- _Record extracts_
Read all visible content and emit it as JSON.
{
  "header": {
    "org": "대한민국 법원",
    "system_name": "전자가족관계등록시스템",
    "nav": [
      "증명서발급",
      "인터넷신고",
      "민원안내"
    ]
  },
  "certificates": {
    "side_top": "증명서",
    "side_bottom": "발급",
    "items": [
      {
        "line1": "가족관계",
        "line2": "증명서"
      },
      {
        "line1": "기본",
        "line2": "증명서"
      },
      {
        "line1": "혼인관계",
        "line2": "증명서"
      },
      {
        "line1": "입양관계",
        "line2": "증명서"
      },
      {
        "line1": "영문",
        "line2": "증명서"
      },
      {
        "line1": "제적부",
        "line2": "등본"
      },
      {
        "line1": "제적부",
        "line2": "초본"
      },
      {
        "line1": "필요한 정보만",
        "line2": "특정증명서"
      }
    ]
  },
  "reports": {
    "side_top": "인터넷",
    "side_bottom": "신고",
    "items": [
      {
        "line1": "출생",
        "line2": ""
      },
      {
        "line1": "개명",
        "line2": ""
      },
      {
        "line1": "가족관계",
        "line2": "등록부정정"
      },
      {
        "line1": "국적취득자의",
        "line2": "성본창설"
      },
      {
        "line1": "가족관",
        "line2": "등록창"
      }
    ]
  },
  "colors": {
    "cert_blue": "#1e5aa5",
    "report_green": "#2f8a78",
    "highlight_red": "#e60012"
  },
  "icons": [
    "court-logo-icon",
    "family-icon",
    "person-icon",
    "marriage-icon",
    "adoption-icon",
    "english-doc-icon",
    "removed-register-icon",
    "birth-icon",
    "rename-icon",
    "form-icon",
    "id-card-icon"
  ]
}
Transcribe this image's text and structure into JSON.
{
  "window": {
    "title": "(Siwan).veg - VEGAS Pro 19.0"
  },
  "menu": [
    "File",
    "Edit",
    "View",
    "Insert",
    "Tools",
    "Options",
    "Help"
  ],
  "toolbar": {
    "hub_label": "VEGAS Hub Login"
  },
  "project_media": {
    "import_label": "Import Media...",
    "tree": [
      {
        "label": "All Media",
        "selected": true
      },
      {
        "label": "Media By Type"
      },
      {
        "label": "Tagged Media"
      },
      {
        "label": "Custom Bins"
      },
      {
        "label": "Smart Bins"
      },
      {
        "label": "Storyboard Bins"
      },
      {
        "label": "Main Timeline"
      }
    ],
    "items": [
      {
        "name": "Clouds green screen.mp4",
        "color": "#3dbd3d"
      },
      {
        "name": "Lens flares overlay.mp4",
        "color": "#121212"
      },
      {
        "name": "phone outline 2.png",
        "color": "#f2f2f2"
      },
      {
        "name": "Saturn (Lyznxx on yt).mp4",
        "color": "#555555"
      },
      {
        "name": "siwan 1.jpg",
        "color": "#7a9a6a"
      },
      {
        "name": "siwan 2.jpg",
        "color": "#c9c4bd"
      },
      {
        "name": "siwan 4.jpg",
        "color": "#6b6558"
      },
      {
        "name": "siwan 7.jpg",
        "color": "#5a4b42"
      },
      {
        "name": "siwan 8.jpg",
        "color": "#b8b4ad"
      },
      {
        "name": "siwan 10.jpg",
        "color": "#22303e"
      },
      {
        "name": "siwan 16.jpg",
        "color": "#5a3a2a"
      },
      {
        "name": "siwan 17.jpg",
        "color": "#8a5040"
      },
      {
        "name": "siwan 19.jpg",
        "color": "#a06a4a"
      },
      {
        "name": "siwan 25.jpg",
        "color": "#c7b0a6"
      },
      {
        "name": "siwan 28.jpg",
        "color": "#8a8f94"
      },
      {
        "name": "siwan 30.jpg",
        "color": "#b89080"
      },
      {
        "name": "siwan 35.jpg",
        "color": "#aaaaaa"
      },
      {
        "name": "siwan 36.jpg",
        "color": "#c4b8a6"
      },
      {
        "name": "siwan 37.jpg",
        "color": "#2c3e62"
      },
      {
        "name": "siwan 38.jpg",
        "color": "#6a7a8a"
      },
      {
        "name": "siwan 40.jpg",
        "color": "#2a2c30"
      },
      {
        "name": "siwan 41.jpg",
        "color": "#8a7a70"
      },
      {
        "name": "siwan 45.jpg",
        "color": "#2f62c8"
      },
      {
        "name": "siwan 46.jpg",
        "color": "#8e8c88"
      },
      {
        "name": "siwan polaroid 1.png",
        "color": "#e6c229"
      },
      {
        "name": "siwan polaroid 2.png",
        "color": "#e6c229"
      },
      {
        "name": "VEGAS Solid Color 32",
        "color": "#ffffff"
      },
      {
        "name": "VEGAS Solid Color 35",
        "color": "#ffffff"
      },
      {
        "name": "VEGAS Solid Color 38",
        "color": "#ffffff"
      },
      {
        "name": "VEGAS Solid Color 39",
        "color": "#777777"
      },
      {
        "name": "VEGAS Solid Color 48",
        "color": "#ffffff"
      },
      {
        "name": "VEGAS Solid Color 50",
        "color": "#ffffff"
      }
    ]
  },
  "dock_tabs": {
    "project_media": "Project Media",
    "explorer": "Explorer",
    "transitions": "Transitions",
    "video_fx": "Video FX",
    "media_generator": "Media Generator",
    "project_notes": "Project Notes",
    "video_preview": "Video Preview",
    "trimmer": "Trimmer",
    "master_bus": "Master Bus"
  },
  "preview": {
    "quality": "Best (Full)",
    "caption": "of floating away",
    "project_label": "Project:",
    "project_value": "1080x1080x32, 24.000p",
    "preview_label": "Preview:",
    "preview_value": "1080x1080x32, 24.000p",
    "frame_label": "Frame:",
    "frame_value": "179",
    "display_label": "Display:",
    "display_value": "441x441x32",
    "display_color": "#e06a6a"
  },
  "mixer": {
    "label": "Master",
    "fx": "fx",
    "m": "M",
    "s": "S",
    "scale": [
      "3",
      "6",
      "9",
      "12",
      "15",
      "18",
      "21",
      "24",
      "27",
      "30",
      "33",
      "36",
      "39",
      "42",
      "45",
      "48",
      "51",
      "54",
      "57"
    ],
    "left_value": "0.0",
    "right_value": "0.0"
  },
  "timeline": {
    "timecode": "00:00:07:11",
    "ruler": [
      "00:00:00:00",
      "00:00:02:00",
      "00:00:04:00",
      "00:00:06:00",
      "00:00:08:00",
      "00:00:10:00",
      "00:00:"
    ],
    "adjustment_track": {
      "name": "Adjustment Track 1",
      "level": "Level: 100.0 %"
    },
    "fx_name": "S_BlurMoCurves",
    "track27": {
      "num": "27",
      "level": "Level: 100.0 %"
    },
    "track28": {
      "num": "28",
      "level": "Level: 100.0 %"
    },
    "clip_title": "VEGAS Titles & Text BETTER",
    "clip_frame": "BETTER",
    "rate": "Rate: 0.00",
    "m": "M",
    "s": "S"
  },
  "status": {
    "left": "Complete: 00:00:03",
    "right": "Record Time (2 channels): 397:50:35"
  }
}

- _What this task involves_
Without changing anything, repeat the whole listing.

- _Answer to this task_
Read all visible content and emit it as JSON.
{
  "header": {
    "org": "대한민국 법원",
    "system_name": "전자가족관계등록시스템",
    "nav": [
      "증명서발급",
      "인터넷신고",
      "민원안내"
    ]
  },
  "certificates": {
    "side_top": "증명서",
    "side_bottom": "발급",
    "items": [
      {
        "line1": "가족관계",
        "line2": "증명서"
      },
      {
        "line1": "기본",
        "line2": "증명서"
      },
      {
        "line1": "혼인관계",
        "line2": "증명서"
      },
      {
        "line1": "입양관계",
        "line2": "증명서"
      },
      {
        "line1": "영문",
        "line2": "증명서"
      },
      {
        "line1": "제적부",
        "line2": "등본"
      },
      {
        "line1": "제적부",
        "line2": "초본"
      },
      {
        "line1": "필요한 정보만",
        "line2": "특정증명서"
      }
    ]
  },
  "reports": {
    "side_top": "인터넷",
    "side_bottom": "신고",
    "items": [
      {
        "line1": "출생",
        "line2": ""
      },
      {
        "line1": "개명",
        "line2": ""
      },
      {
        "line1": "가족관계",
        "line2": "등록부정정"
      },
      {
        "line1": "국적취득자의",
        "line2": "성본창설"
      },
      {
        "line1": "가족관",
        "line2": "등록창"
      }
    ]
  },
  "colors": {
    "cert_blue": "#1e5aa5",
    "report_green": "#2f8a78",
    "highlight_red": "#e60012"
  },
  "icons": [
    "court-logo-icon",
    "family-icon",
    "person-icon",
    "marriage-icon",
    "adoption-icon",
    "english-doc-icon",
    "removed-register-icon",
    "birth-icon",
    "rename-icon",
    "form-icon",
    "id-card-icon"
  ]
}
Transcribe this image's text and structure into JSON.
{
  "window": {
    "title": "(Siwan).veg - VEGAS Pro 19.0"
  },
  "menu": [
    "File",
    "Edit",
    "View",
    "Insert",
    "Tools",
    "Options",
    "Help"
  ],
  "toolbar": {
    "hub_label": "VEGAS Hub Login"
  },
  "project_media": {
    "import_label": "Import Media...",
    "tree": [
      {
        "label": "All Media",
        "selected": true
      },
      {
        "label": "Media By Type"
      },
      {
        "label": "Tagged Media"
      },
      {
        "label": "Custom Bins"
      },
      {
        "label": "Smart Bins"
      },
      {
        "label": "Storyboard Bins"
      },
      {
        "label": "Main Timeline"
      }
    ],
    "items": [
      {
        "name": "Clouds green screen.mp4",
        "color": "#3dbd3d"
      },
      {
        "name": "Lens flares overlay.mp4",
        "color": "#121212"
      },
      {
        "name": "phone outline 2.png",
        "color": "#f2f2f2"
      },
      {
        "name": "Saturn (Lyznxx on yt).mp4",
        "color": "#555555"
      },
      {
        "name": "siwan 1.jpg",
        "color": "#7a9a6a"
      },
      {
        "name": "siwan 2.jpg",
        "color": "#c9c4bd"
      },
      {
        "name": "siwan 4.jpg",
        "color": "#6b6558"
      },
      {
        "name": "siwan 7.jpg",
        "color": "#5a4b42"
      },
      {
        "name": "siwan 8.jpg",
        "color": "#b8b4ad"
      },
      {
        "name": "siwan 10.jpg",
        "color": "#22303e"
      },
      {
        "name": "siwan 16.jpg",
        "color": "#5a3a2a"
      },
      {
        "name": "siwan 17.jpg",
        "color": "#8a5040"
      },
      {
        "name": "siwan 19.jpg",
        "color": "#a06a4a"
      },
      {
        "name": "siwan 25.jpg",
        "color": "#c7b0a6"
      },
      {
        "name": "siwan 28.jpg",
        "color": "#8a8f94"
      },
      {
        "name": "siwan 30.jpg",
        "color": "#b89080"
      },
      {
        "name": "siwan 35.jpg",
        "color": "#aaaaaa"
      },
      {
        "name": "siwan 36.jpg",
        "color": "#c4b8a6"
      },
      {
        "name": "siwan 37.jpg",
        "color": "#2c3e62"
      },
      {
        "name": "siwan 38.jpg",
        "color": "#6a7a8a"
      },
      {
        "name": "siwan 40.jpg",
        "color": "#2a2c30"
      },
      {
        "name": "siwan 41.jpg",
        "color": "#8a7a70"
      },
      {
        "name": "siwan 45.jpg",
        "color": "#2f62c8"
      },
      {
        "name": "siwan 46.jpg",
        "color": "#8e8c88"
      },
      {
        "name": "siwan polaroid 1.png",
        "color": "#e6c229"
      },
      {
        "name": "siwan polaroid 2.png",
        "color": "#e6c229"
      },
      {
        "name": "VEGAS Solid Color 32",
        "color": "#ffffff"
      },
      {
        "name": "VEGAS Solid Color 35",
        "color": "#ffffff"
      },
      {
        "name": "VEGAS Solid Color 38",
        "color": "#ffffff"
      },
      {
        "name": "VEGAS Solid Color 39",
        "color": "#777777"
      },
      {
        "name": "VEGAS Solid Color 48",
        "color": "#ffffff"
      },
      {
        "name": "VEGAS Solid Color 50",
        "color": "#ffffff"
      }
    ]
  },
  "dock_tabs": {
    "project_media": "Project Media",
    "explorer": "Explorer",
    "transitions": "Transitions",
    "video_fx": "Video FX",
    "media_generator": "Media Generator",
    "project_notes": "Project Notes",
    "video_preview": "Video Preview",
    "trimmer": "Trimmer",
    "master_bus": "Master Bus"
  },
  "preview": {
    "quality": "Best (Full)",
    "caption": "of floating away",
    "project_label": "Project:",
    "project_value": "1080x1080x32, 24.000p",
    "preview_label": "Preview:",
    "preview_value": "1080x1080x32, 24.000p",
    "frame_label": "Frame:",
    "frame_value": "179",
    "display_label": "Display:",
    "display_value": "441x441x32",
    "display_color": "#e06a6a"
  },
  "mixer": {
    "label": "Master",
    "fx": "fx",
    "m": "M",
    "s": "S",
    "scale": [
      "3",
      "6",
      "9",
      "12",
      "15",
      "18",
      "21",
      "24",
      "27",
      "30",
      "33",
      "36",
      "39",
      "42",
      "45",
      "48",
      "51",
      "54",
      "57"
    ],
    "left_value": "0.0",
    "right_value": "0.0"
  },
  "timeline": {
    "timecode": "00:00:07:11",
    "ruler": [
      "00:00:00:00",
      "00:00:02:00",
      "00:00:04:00",
      "00:00:06:00",
      "00:00:08:00",
      "00:00:10:00",
      "00:00:"
    ],
    "adjustment_track": {
      "name": "Adjustment Track 1",
      "level": "Level: 100.0 %"
    },
    "fx_name": "S_BlurMoCurves",
    "track27": {
      "num": "27",
      "level": "Level: 100.0 %"
    },
    "track28": {
      "num": "28",
      "level": "Level: 100.0 %"
    },
    "clip_title": "VEGAS Titles & Text BETTER",
    "clip_frame": "BETTER",
    "rate": "Rate: 0.00",
    "m": "M",
    "s": "S"
  },
  "status": {
    "left": "Complete: 00:00:03",
    "right": "Record Time (2 channels): 397:50:35"
  }
}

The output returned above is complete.